In years of covering Oklahoma’s wheat industry, I learned that after a hard freeze this time of year, it’s always wait and see for wheat farmers. Below, state climatologist Gary McManus gives his view:
By Gary McManus, state climatologist, Oklahoma Climatological Survey:
“How much damage, and where? That remains to be seen. I’d be shocked if all the wheat that has passed the jointing phase made it out unscathed. And that’s not to say it will be a total loss, but with numbers like these, it’s gonna be a close one.
“Those are not pretty maps, especially the below-28 version where you can see Blackwell up in Kay County got down to 22 degrees for a low, but was also below 28 degrees for 7 hours. The Panhandle had similar numbers, as expected, but even Altus as far down as the Red River boundary with Texas matched Blackwell’s numbers. The wheat down in the southwest, or what was left of it, was incredibly drought stressed, so that is definitely not good news. In central Oklahoma, Kingfisher and Marshall reached 22 degrees for a low and spent 8 hours at or below 28 degrees. From the below-24 degrees map, you can see Kingfisher and Hooker spent 4 hours below at or below 24 degrees.
“For the sake of the Panhandle residents, who spent an extra day behind the cold front, I produced the same maps except starting Saturday night. They’re pretty similar for down-state, as they call us out that way, but the hours below are much more extensive. As many as 28 hours spent below freezing out in Cimarron County, and 23 hours below 28 degrees.

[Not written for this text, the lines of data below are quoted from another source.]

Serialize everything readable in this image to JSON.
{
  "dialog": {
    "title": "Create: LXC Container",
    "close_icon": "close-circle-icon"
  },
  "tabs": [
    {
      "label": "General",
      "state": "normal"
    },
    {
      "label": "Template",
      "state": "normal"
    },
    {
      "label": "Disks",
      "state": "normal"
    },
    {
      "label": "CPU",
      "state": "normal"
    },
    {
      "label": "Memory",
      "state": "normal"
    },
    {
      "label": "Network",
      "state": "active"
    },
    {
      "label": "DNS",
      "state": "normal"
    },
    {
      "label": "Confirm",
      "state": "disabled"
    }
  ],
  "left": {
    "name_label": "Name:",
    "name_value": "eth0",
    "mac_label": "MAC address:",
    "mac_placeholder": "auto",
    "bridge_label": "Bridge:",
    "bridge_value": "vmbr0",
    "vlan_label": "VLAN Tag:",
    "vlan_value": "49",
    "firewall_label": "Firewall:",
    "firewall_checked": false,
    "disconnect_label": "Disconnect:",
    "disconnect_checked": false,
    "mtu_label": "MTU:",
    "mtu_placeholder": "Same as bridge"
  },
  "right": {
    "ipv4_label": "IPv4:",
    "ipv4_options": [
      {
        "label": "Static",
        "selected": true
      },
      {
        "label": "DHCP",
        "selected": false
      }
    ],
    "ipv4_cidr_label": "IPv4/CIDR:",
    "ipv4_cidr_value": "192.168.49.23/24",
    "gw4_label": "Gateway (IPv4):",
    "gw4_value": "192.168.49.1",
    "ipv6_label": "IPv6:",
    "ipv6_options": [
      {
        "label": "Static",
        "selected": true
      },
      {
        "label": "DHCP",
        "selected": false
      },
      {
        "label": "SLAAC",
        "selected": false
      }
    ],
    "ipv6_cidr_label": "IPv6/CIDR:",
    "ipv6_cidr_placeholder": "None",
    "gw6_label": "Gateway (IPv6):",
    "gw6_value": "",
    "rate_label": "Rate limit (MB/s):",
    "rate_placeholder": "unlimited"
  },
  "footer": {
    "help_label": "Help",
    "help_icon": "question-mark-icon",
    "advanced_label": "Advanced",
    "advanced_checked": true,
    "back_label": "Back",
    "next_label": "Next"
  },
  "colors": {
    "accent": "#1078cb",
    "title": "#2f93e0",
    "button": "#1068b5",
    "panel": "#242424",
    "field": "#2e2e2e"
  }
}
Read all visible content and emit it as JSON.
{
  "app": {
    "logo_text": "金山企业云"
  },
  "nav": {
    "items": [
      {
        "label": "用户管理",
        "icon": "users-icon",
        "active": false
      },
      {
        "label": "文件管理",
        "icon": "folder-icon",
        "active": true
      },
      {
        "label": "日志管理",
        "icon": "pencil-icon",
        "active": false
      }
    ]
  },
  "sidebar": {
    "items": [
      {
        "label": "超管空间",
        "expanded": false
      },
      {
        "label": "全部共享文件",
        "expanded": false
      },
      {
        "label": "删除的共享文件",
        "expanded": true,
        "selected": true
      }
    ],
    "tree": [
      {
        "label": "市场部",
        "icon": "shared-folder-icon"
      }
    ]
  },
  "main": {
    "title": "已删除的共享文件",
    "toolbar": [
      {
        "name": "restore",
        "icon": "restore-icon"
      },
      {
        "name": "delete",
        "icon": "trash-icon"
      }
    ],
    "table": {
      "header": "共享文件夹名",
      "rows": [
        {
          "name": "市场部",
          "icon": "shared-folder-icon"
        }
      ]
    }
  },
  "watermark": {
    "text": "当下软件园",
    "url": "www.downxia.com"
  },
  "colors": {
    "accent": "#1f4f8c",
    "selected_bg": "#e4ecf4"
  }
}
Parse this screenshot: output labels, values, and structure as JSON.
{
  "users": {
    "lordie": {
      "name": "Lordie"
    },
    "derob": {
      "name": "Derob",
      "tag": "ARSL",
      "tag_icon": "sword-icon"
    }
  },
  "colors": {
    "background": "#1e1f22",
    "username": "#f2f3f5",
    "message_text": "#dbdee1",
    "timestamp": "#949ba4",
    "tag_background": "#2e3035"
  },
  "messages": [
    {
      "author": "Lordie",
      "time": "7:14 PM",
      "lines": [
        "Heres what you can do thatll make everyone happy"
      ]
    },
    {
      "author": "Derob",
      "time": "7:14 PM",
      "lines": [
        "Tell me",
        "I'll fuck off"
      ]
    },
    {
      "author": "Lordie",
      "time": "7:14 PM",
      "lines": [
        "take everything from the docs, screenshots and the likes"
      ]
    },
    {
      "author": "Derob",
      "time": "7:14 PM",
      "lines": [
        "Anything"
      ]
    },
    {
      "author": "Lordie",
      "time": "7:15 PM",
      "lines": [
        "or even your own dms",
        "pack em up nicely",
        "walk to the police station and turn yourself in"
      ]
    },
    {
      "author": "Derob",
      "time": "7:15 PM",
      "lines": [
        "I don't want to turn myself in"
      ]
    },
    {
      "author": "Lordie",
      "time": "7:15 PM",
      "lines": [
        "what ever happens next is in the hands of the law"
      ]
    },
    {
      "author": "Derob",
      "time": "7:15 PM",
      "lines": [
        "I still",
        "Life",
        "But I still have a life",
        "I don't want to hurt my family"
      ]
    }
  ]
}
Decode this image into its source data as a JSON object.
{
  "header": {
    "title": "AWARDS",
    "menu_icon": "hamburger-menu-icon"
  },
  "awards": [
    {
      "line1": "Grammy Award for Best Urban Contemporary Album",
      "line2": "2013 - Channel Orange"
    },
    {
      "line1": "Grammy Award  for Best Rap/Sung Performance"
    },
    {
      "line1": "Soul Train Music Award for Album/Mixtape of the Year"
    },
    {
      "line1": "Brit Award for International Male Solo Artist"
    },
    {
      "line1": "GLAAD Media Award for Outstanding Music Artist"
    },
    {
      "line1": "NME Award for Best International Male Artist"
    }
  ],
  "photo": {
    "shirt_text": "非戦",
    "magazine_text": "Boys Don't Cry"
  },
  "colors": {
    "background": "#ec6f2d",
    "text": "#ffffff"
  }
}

“In a word … yikes! As noted by several experts already, it will take days to determine the true extent of any damage done by the freezing temperatures.
“The good news is there is a rain that is going to occur quick on the heels of this freeze event, with another storm system moving in on Thursday. Another storm looks zoned in for Easter Sunday as well. Maybe a quarter- to half-inch is forecast for western Oklahoma right now. Let’s hope that multiplies between now and then.
“This cold is record-breaking, as you can see from the Mesonet minimum temperature map vs. the all-time record lows from the historical COOP network.
“Oklahoma City broke its historical record low for today with a minimum temp of 27, besting the old record of 30 degrees set way back on this date in 1928. No doubt many other locales across the state will report record-breaking lows as their data is released.
“Looks like we can enjoy a nice warm-up today, and some more reasonable-yet-not- seasonable lows tomorrow morning. Looks like there could be another freeze in the northwest Friday morning, however, but nothing like last night.
“As we’ve said before, a freeze this late is not uncommon, but it’s well past the average date of last freeze (based on the 1981-2010 data) for much of southern Oklahoma. And that means at or below 32 degrees. The 22-degree readings might be pushing the envelope just a bit. And we’re still at least in the range of the latest last freeze (again, 1981-2010 data) for most of the state. That date gets into late May for the Panhandle.
“We’ve had enough, right? Time to switch from those maps to these maps!”